Grandmama not only raised her own children, she also raised two of her grandchildren after her daughter remarried in 1960. She and my grandfather opened their home to a new generation, as they had opened it to an older one years before. I was jealous of them because they spent so much time with her and I only saw her about once a year; trips from New Jersey to North Carolina didn’t come easy.
Susie Keel Myers loved her God, her family, and her friends. She cooked wonderful Southern meals and drank gallons of sweet tea on the porch, visiting with friends and family. She grew up in the Primative Baptist Church but spent her adult years as a member of the Williamston Presbyterian Church. She loved to sing, especially hymns, and was a good and supportive friend, respected and loved by her family and community.
Grandmama died on 10 December 1987 at age eighty one and is buried in Woodlawn Cemetery in Williamston next to her husband and sons and close to her parents. My life is richer for having had her in it.
Gnarled hands of my parents taken in a hospital waiting room in 2006
Two young girls taken by an intinerant photographer in North Carolina about 1910
But this one is my current favorite: my grandmother Marion “Mimi” Stokes Cooke, taken about 1924 in Brooklyn.
I love my grandmother’s direct gaze in this portrait. She faced life head-on with her head held high, confident and clear-headed. Life wasn’t always easy for her but you can see the strength in her eyes.
She was the eldest child and adored daughter of Robert Thomas Cooke and Jane Morrison. She was born in 1902 and lived in Brooklyn and Queens with her parents and younger brother Leighton until she married my grandfather in March 1927 and moved to Newark, New Jersey. She died of colon cancer in 1960 at age 58 when I was five years old.
Mimi was the first member of our family to go to college, graduating in 1920 with a diploma in Trade Dressmaking from the Pratt Institute School of Domestic Arts and Sciences. She made dresses, coats, even bathing suits, for herself and her daughters, and smocked baby clothes for me. The wedding dress she created for my mom and her sister was beautifully and intricately made of satin and lace.

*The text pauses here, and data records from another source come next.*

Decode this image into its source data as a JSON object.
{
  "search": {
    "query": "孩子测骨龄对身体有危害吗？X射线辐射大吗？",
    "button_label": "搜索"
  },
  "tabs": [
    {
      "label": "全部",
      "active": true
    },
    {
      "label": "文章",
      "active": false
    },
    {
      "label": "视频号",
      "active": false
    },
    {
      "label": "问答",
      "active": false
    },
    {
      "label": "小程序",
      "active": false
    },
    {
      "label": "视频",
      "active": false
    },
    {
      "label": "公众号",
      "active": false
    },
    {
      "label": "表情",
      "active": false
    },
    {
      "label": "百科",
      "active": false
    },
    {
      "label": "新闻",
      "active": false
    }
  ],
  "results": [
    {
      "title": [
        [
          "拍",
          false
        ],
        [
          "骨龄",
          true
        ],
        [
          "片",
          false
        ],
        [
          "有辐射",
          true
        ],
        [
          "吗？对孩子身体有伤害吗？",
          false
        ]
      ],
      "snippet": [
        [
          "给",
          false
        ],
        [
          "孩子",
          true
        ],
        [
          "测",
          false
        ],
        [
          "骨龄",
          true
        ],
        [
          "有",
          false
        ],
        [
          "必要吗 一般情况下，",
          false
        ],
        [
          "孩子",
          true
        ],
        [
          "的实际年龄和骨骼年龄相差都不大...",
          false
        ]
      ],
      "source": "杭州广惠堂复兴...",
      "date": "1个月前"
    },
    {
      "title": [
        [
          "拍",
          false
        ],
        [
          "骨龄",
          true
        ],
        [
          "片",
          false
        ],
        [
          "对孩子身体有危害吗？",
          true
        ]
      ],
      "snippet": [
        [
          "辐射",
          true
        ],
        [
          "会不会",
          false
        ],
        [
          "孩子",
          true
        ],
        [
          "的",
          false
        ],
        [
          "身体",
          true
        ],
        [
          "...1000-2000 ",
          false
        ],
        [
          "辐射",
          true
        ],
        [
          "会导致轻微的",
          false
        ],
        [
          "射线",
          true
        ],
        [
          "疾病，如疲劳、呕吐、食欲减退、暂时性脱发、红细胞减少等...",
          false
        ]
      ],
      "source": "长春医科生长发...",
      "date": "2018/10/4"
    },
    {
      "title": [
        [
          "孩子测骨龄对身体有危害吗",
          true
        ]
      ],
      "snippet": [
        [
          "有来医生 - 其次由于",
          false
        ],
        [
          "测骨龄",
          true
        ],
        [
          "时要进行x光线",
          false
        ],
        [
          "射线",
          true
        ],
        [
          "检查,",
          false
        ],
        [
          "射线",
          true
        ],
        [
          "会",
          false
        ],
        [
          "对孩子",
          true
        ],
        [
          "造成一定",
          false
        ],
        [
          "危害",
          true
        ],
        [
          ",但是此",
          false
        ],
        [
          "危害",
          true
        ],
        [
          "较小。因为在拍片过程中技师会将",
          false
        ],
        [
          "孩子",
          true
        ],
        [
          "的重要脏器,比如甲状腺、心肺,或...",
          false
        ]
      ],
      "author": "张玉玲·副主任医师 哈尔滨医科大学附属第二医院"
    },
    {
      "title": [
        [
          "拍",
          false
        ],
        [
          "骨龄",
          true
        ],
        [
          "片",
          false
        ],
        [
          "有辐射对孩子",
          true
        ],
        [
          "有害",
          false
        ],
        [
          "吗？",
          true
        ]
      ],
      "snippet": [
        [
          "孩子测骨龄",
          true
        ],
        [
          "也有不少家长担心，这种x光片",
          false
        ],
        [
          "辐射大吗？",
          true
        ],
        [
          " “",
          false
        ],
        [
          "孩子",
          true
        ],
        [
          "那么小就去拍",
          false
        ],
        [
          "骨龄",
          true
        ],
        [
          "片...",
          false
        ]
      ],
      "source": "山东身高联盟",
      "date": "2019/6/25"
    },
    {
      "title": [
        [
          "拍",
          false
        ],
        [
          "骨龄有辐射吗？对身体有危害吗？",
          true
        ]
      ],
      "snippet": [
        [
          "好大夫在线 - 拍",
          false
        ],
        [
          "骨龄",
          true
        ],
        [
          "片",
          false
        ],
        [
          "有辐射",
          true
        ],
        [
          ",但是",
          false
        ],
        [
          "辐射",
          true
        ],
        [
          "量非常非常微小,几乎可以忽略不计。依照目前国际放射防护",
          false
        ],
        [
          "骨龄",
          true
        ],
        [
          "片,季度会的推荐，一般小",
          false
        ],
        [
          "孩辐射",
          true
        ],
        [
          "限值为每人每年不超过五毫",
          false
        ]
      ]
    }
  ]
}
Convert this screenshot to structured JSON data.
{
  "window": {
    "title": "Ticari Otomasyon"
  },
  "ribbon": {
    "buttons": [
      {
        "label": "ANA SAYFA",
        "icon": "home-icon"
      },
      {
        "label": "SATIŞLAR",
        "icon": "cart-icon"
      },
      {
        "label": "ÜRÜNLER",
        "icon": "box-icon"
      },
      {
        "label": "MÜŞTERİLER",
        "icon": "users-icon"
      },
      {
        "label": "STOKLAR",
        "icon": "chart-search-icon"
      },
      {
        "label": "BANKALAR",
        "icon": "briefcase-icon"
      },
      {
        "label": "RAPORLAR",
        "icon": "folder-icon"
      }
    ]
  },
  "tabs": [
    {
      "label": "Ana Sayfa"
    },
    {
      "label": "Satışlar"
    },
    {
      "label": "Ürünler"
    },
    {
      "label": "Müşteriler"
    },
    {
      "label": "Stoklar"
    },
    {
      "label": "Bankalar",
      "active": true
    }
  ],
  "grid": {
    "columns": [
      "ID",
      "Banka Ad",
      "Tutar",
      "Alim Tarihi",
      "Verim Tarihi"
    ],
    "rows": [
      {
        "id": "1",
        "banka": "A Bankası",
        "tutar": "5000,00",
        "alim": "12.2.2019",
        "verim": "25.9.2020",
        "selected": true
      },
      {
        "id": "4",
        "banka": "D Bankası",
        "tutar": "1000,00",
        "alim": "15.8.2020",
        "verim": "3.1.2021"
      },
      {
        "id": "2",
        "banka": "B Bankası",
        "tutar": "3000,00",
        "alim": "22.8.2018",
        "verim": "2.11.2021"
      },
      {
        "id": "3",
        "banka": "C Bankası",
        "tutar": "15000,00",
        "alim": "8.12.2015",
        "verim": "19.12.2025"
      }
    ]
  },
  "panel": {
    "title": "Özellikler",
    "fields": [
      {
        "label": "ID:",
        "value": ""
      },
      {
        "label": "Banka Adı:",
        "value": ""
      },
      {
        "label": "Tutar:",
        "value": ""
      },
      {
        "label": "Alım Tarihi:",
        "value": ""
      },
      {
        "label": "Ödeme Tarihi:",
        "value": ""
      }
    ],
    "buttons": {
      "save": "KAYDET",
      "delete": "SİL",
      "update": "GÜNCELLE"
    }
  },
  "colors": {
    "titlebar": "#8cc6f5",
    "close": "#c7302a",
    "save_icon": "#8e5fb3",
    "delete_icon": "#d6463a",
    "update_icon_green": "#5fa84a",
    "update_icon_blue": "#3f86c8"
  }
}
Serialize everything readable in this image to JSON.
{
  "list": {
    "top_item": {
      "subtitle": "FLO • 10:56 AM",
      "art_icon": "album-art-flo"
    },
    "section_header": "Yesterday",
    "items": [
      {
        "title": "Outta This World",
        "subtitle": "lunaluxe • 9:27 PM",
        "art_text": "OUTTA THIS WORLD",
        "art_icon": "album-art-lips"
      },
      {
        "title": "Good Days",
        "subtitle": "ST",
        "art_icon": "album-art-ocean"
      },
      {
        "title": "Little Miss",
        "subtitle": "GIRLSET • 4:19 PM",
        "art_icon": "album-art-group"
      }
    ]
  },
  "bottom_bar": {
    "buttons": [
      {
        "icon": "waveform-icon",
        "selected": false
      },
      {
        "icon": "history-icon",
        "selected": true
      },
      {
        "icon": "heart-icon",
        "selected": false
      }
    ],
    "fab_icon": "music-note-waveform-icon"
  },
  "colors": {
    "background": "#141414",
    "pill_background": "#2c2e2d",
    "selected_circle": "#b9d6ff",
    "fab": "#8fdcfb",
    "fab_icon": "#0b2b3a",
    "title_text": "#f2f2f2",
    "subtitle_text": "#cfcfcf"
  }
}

When she married in 1927, she moved into my grandfather’s childhood home, complete with a mother-in-law who refused to allow Mimi to cook meals until World War II rationing became too hard for her to deal with. Mimi developed a treasure trove of dessert recipes for my grandfather’s sweet tooth and I’m fortunate to have her recipe box, though some would be hard to make now since directions are sketchy.
My grandmother was all about family. She had a large complement of Cooke cousins and during the Depression, her mother and grandmother moved from Brooklyn into a house a few doors down the street so she was able to see them often. She was playful with a sweet smile, and enjoyed vacations at their beach home in Manasquan. We lived an hour away when I was a child and she and my mom were able to see each other often. She died too young.
Although I have many pictures of my grandmother, this one is my favorite. I love her eyes, her soft but not quite perfect hair, the big flower on the dress that I imagine she made herself. She looks like someone who knows herself and is looking straight ahead at life.